Staying close to the scene of the action also provides the ability for the mercenary bands to manipulate things to their advantage. In the 1400's Italian city states often complained that the mercenaries would go to "war" without actually fighting (one battle reputedly ended with only one casualty (supposedly killed when he fell off his horse....) If you are a mercenary commander, you might want to compare notes with the other commanders in order to see who paid on time, who was a difficult employer and if there was an advantage to be gained by switching sides. This is more difficult if you are relaxing on a resort planet tens of light years away from the action. In story terms this also gives you the opportunity to get your characters in seedy bars or the back rooms of disreputable restaurants.

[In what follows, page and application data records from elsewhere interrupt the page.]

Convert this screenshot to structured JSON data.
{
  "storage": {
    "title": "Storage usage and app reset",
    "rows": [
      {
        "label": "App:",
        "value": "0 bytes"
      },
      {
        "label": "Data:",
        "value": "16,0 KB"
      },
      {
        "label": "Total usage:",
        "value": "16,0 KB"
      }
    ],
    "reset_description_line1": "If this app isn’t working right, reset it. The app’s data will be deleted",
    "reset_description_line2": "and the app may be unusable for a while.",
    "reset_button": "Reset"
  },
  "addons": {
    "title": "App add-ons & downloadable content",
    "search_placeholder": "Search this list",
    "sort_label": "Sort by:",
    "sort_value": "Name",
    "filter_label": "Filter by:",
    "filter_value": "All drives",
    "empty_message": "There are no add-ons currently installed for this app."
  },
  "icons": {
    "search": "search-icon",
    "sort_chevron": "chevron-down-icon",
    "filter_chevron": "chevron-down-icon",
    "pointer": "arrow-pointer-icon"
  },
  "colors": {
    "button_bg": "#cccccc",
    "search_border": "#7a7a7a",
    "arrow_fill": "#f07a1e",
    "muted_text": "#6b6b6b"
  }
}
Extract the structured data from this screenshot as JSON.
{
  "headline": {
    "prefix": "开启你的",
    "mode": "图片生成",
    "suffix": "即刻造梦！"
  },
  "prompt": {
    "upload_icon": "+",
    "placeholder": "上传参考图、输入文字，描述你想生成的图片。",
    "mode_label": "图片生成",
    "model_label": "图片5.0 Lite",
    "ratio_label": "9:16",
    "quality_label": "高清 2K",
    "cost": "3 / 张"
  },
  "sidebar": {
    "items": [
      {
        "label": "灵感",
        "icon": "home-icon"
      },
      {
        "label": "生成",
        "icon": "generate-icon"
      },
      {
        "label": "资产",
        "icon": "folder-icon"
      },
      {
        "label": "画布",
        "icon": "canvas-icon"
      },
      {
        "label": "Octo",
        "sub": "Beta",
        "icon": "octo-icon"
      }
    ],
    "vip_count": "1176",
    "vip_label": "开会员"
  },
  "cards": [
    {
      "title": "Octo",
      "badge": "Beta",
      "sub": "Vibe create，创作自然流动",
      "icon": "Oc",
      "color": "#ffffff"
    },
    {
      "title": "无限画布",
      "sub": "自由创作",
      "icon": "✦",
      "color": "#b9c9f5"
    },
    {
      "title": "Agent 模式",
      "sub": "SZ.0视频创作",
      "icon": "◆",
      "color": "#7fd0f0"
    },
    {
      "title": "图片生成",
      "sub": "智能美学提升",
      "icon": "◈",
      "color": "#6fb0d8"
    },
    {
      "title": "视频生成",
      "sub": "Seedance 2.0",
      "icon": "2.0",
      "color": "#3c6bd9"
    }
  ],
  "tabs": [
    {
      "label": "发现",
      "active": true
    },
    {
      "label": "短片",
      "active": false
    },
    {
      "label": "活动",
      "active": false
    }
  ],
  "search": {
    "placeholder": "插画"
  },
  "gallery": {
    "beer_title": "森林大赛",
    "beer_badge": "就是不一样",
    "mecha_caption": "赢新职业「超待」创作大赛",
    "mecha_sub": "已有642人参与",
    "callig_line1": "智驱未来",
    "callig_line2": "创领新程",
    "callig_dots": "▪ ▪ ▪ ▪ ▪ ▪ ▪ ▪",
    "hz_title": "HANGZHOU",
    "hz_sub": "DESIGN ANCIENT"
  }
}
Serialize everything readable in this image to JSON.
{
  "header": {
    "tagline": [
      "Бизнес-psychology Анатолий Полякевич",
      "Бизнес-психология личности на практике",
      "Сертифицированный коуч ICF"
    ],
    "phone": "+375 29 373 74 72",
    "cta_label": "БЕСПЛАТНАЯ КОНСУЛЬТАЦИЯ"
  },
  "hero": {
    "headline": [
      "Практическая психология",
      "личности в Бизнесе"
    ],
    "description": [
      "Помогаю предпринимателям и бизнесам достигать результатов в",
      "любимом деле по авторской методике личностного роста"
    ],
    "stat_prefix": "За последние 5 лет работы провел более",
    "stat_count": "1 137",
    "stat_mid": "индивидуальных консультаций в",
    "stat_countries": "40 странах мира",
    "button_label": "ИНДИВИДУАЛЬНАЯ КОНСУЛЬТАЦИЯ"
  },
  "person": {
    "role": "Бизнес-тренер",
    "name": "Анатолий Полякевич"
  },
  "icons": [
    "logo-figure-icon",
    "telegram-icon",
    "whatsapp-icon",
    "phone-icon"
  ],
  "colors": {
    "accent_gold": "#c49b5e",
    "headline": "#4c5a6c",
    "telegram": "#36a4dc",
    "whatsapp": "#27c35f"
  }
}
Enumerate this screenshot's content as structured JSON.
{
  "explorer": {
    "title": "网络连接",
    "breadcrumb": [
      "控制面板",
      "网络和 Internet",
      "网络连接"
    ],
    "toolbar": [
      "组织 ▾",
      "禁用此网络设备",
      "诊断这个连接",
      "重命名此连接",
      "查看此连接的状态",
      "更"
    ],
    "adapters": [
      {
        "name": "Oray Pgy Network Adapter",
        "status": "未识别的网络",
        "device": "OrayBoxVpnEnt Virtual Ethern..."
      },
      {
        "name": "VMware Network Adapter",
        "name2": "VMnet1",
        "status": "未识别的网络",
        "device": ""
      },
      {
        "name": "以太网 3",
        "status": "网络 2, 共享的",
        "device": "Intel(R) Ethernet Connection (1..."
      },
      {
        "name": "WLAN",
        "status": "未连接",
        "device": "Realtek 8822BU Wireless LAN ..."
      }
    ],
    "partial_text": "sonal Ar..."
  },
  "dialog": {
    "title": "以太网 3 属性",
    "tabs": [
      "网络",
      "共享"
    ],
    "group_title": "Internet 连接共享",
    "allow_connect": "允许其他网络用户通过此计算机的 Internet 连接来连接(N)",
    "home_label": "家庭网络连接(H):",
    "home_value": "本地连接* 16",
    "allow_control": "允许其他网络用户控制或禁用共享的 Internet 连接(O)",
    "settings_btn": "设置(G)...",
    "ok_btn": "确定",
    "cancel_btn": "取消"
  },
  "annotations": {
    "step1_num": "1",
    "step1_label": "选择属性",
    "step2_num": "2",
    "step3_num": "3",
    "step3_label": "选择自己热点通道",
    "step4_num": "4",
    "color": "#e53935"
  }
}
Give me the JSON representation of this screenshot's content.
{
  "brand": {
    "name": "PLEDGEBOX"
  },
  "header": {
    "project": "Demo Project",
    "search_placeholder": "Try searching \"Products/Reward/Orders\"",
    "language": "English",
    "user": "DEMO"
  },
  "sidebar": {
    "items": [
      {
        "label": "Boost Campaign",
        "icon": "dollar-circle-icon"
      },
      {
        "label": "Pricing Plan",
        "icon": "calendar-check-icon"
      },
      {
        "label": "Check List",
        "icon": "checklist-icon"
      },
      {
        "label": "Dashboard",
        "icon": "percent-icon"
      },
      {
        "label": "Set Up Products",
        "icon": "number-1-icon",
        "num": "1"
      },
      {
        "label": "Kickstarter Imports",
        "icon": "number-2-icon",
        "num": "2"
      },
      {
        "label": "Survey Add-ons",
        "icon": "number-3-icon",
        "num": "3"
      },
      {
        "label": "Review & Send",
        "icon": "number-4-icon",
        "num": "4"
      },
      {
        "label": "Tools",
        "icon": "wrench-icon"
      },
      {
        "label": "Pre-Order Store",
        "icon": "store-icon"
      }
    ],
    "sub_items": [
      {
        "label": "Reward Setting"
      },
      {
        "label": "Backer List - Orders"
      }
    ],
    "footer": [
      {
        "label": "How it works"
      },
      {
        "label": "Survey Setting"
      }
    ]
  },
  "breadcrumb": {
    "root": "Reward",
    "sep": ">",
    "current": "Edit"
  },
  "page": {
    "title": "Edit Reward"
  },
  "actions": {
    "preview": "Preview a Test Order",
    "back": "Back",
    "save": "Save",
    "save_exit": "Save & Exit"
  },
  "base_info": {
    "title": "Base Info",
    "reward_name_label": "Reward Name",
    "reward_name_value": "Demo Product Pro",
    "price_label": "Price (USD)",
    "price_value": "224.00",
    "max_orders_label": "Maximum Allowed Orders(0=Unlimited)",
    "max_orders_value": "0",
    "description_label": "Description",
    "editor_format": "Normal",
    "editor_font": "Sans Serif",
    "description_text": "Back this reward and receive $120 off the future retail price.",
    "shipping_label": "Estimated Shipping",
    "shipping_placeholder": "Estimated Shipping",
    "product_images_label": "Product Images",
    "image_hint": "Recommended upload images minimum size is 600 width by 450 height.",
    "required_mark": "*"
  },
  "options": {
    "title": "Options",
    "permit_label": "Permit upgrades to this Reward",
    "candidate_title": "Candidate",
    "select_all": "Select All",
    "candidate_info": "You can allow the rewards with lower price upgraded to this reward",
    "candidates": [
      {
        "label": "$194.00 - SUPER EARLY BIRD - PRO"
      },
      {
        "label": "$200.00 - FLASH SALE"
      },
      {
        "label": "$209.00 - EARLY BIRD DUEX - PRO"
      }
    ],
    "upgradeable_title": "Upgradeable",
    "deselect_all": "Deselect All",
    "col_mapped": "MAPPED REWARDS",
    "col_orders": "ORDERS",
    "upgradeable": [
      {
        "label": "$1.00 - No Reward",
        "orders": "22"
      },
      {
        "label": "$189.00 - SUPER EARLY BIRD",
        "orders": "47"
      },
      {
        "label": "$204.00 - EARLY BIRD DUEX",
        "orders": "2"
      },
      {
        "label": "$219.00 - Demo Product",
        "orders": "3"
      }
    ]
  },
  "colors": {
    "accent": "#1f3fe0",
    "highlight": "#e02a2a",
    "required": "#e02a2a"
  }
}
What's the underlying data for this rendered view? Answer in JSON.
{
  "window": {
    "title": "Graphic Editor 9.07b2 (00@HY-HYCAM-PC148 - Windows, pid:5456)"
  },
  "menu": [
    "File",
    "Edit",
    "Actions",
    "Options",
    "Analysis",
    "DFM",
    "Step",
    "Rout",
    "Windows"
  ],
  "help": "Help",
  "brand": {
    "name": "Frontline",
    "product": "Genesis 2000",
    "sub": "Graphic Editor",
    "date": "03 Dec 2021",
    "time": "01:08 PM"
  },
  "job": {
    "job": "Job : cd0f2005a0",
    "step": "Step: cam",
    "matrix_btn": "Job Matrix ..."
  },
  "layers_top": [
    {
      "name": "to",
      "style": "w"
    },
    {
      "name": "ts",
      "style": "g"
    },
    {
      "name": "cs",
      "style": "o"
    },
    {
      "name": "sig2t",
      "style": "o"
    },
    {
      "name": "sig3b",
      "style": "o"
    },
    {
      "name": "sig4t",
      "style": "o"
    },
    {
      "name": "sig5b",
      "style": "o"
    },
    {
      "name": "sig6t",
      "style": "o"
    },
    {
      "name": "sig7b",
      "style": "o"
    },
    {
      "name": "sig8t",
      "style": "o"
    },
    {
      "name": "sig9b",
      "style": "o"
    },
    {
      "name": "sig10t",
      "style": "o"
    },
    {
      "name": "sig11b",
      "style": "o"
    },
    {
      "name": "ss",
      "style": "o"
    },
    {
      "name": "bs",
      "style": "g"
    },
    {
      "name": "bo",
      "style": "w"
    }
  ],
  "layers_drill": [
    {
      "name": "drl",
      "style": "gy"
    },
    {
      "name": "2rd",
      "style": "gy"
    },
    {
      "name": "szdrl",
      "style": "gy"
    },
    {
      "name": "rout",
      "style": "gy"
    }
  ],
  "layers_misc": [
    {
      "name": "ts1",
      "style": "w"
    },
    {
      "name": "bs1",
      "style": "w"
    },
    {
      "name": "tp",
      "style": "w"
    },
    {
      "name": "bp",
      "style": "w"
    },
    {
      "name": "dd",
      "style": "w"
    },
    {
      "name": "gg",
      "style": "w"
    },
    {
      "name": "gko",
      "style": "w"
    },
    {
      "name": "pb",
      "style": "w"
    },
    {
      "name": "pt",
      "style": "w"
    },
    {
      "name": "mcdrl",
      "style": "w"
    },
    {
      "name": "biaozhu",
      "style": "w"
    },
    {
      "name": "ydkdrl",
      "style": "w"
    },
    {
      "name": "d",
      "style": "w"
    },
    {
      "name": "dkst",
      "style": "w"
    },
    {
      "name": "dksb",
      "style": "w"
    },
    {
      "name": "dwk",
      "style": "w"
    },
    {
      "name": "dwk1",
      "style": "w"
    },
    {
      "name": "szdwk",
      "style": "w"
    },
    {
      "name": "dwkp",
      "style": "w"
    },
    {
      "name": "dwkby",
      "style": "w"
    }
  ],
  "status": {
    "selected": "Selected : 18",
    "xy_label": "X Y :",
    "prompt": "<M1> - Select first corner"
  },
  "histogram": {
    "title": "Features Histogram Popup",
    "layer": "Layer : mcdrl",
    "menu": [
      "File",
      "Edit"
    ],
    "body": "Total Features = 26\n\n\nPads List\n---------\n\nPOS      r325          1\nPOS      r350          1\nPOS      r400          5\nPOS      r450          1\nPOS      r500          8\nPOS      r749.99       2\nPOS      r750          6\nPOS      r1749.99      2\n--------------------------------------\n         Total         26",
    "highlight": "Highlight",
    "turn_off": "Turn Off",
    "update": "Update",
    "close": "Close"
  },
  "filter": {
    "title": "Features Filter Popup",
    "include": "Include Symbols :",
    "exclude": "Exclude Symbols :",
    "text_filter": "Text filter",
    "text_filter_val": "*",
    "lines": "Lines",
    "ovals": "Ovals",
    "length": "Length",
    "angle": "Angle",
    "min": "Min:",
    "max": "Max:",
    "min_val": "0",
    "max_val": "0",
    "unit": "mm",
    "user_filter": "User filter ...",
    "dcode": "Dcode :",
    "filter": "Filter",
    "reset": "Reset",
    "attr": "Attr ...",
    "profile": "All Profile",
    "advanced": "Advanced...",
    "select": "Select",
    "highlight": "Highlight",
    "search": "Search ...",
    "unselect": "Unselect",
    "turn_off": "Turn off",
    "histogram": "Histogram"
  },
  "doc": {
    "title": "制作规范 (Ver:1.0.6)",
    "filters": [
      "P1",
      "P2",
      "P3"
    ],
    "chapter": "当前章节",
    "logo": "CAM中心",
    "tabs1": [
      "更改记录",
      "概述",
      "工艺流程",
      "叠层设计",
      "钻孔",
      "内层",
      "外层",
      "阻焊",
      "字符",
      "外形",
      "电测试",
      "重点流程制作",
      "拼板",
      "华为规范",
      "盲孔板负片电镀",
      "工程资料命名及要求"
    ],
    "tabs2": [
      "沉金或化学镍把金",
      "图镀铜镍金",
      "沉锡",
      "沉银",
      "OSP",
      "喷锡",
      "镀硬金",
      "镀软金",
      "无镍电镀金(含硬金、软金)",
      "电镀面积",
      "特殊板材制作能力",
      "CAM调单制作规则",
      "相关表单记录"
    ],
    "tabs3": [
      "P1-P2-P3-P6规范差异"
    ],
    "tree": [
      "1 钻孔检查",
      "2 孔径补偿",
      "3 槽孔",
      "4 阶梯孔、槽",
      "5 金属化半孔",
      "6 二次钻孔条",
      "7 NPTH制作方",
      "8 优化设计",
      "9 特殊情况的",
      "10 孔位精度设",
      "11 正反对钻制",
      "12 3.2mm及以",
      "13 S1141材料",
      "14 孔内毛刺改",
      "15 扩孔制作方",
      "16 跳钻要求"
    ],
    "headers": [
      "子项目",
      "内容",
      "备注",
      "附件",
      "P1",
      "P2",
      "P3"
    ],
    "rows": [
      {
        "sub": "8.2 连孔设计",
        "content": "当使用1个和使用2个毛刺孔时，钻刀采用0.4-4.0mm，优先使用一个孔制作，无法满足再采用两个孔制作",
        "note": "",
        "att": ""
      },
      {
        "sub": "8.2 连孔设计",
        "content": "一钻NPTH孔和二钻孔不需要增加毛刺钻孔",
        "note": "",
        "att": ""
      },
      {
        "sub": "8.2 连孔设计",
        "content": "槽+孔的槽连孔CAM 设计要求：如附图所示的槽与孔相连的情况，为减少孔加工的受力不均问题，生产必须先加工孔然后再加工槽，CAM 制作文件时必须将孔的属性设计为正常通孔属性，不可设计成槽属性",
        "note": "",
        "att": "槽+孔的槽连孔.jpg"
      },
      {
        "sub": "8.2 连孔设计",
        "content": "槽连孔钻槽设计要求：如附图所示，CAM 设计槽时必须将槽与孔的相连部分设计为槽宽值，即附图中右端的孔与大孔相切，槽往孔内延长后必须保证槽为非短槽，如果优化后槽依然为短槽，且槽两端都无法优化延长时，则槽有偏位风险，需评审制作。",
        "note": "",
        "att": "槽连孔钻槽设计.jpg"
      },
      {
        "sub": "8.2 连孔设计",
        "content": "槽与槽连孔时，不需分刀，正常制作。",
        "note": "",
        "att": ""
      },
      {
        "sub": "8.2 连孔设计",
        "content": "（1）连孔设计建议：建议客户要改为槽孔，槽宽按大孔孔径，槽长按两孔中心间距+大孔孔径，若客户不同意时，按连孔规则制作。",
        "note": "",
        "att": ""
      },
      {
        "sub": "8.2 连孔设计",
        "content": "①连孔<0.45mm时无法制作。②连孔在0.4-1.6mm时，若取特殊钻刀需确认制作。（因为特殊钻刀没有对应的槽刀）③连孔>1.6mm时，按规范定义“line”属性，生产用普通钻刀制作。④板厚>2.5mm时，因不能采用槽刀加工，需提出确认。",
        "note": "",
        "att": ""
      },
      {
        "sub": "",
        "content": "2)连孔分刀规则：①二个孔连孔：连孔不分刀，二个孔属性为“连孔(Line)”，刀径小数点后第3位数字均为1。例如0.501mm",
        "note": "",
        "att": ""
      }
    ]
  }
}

Of course the people who hire mercenaries also want to keep tabs on them as well, so the agents of the noble houses also have a vested interest in having the mercenary bands close at hand. A mercenary band which is off in the distance not only is not building their reputation for fighting skills and prowess, but there may also be a suspicion in the air as to what they are really up to "out there". A mercenary band is already in a position where there is not a great deal of trust in them and their activities, so anything which adds to the suspicion is going to be counter-productive to their business.

• When I was asking this question, I was envisioning what (whatever the private-army folks call themselves) do. They sit back, then wait until they have a contract before moving anywhere. I was trying to think why they'd be waiting for a contract anywhere but their cushy headquarters. (which you explained very well :D) – Nic Hartley Dec 6 '15 at 3:40

I'm going to echo the actual PMC guy's great answer above, and note it even works that way in simulation. When I was running a mercenary group in EVE Online, I helped a team go from sitting in safe space and waiting for the contracts (which resulted in no contracts and a lot of boredom) to planning and executing raids on opportunistic targets AND to just showing up on the edges of war zones with a "hey, you want twenty more guys? X mil up front plus Y% of the damage we do." sign hanging out.

Do that for a few weeks and suddenly you have a bankable rep and people know how to hire you, because the people who are hiring aren't hanging out in the cushy areas (those guys have their own military already), the people who need you are the ones in the teeth of it in the first place.

• Welcome to the site Josh. – James Dec 7 '15 at 16:43

Because that's where the action is.

Where there is war, the need for manpower increases. For this reason, they need to hire mercenaries to bolster their numbers.

One more reason why they go to the hot spots is that they can pretty much guarantee employment if they are in the right place compared to those mercenaries abroad which need to be brought in, using the employers resources.

We know that resources are in high demand during war time and uselessly squandering it just to hire mercenaries overseas/abroad is not using resources the way they should be.